◆ **AIM OF THE EXERCISE**
From the first line to the last, output the material exactly.

[INFORMATION Boundary: Start]

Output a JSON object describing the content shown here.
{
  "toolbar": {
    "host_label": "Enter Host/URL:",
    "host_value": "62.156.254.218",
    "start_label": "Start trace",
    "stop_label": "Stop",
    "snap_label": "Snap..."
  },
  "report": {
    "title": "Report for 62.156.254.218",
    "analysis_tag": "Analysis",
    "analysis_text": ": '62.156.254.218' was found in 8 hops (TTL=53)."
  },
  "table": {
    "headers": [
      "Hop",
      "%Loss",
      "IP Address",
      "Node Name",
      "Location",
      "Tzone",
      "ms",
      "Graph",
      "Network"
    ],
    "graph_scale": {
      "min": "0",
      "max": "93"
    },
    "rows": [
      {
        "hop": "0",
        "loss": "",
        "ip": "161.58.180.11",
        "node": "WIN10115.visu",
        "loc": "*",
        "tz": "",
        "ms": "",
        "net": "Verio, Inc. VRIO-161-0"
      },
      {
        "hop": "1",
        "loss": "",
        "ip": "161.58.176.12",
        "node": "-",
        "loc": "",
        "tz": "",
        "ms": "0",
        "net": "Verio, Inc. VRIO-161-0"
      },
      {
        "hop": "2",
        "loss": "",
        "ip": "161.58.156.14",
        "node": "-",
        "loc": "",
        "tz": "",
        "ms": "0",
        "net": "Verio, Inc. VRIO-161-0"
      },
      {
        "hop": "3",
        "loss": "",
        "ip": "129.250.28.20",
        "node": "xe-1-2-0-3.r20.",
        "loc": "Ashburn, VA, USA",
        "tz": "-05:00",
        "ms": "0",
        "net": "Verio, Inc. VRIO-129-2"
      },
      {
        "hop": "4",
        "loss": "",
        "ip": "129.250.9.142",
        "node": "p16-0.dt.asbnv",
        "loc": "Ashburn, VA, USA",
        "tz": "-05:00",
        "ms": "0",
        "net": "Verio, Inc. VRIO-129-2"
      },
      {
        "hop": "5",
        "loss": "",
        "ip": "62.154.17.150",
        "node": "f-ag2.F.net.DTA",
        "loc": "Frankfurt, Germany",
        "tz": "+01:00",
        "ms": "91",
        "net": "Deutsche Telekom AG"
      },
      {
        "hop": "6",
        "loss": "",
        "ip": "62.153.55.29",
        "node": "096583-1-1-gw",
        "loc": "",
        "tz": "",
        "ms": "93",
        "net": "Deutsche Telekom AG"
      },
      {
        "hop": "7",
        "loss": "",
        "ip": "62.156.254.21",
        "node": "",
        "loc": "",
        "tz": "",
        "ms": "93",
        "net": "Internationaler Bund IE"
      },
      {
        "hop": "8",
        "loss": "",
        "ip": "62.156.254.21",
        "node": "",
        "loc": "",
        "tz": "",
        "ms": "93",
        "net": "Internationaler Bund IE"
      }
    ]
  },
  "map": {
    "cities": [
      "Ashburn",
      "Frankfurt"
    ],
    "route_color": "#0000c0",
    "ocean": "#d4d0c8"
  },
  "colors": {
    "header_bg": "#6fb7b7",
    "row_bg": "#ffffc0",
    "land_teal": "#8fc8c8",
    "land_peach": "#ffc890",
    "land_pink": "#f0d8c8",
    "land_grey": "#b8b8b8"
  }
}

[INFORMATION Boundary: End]

◆ **REPLY**
Output a JSON object describing the content shown here.
{
  "toolbar": {
    "host_label": "Enter Host/URL:",
    "host_value": "62.156.254.218",
    "start_label": "Start trace",
    "stop_label": "Stop",
    "snap_label": "Snap..."
  },
  "report": {
    "title": "Report for 62.156.254.218",
    "analysis_tag": "Analysis",
    "analysis_text": ": '62.156.254.218' was found in 8 hops (TTL=53)."
  },
  "table": {
    "headers": [
      "Hop",
      "%Loss",
      "IP Address",
      "Node Name",
      "Location",
      "Tzone",
      "ms",
      "Graph",
      "Network"
    ],
    "graph_scale": {
      "min": "0",
      "max": "93"
    },
    "rows": [
      {
        "hop": "0",
        "loss": "",
        "ip": "161.58.180.11",
        "node": "WIN10115.visu",
        "loc": "*",
        "tz": "",
        "ms": "",
        "net": "Verio, Inc. VRIO-161-0"
      },
      {
        "hop": "1",
        "loss": "",
        "ip": "161.58.176.12",
        "node": "-",
        "loc": "",
        "tz": "",
        "ms": "0",
        "net": "Verio, Inc. VRIO-161-0"
      },
      {
        "hop": "2",
        "loss": "",
        "ip": "161.58.156.14",
        "node": "-",
        "loc": "",
        "tz": "",
        "ms": "0",
        "net": "Verio, Inc. VRIO-161-0"
      },
      {
        "hop": "3",
        "loss": "",
        "ip": "129.250.28.20",
        "node": "xe-1-2-0-3.r20.",
        "loc": "Ashburn, VA, USA",
        "tz": "-05:00",
        "ms": "0",
        "net": "Verio, Inc. VRIO-129-2"
      },
      {
        "hop": "4",
        "loss": "",
        "ip": "129.250.9.142",
        "node": "p16-0.dt.asbnv",
        "loc": "Ashburn, VA, USA",
        "tz": "-05:00",
        "ms": "0",
        "net": "Verio, Inc. VRIO-129-2"
      },
      {
        "hop": "5",
        "loss": "",
        "ip": "62.154.17.150",
        "node": "f-ag2.F.net.DTA",
        "loc": "Frankfurt, Germany",
        "tz": "+01:00",
        "ms": "91",
        "net": "Deutsche Telekom AG"
      },
      {
        "hop": "6",
        "loss": "",
        "ip": "62.153.55.29",
        "node": "096583-1-1-gw",
        "loc": "",
        "tz": "",
        "ms": "93",
        "net": "Deutsche Telekom AG"
      },
      {
        "hop": "7",
        "loss": "",
        "ip": "62.156.254.21",
        "node": "",
        "loc": "",
        "tz": "",
        "ms": "93",
        "net": "Internationaler Bund IE"
      },
      {
        "hop": "8",
        "loss": "",
        "ip": "62.156.254.21",
        "node": "",
        "loc": "",
        "tz": "",
        "ms": "93",
        "net": "Internationaler Bund IE"
      }
    ]
  },
  "map": {
    "cities": [
      "Ashburn",
      "Frankfurt"
    ],
    "route_color": "#0000c0",
    "ocean": "#d4d0c8"
  },
  "colors": {
    "header_bg": "#6fb7b7",
    "row_bg": "#ffffc0",
    "land_teal": "#8fc8c8",
    "land_peach": "#ffc890",
    "land_pink": "#f0d8c8",
    "land_grey": "#b8b8b8"
  }
}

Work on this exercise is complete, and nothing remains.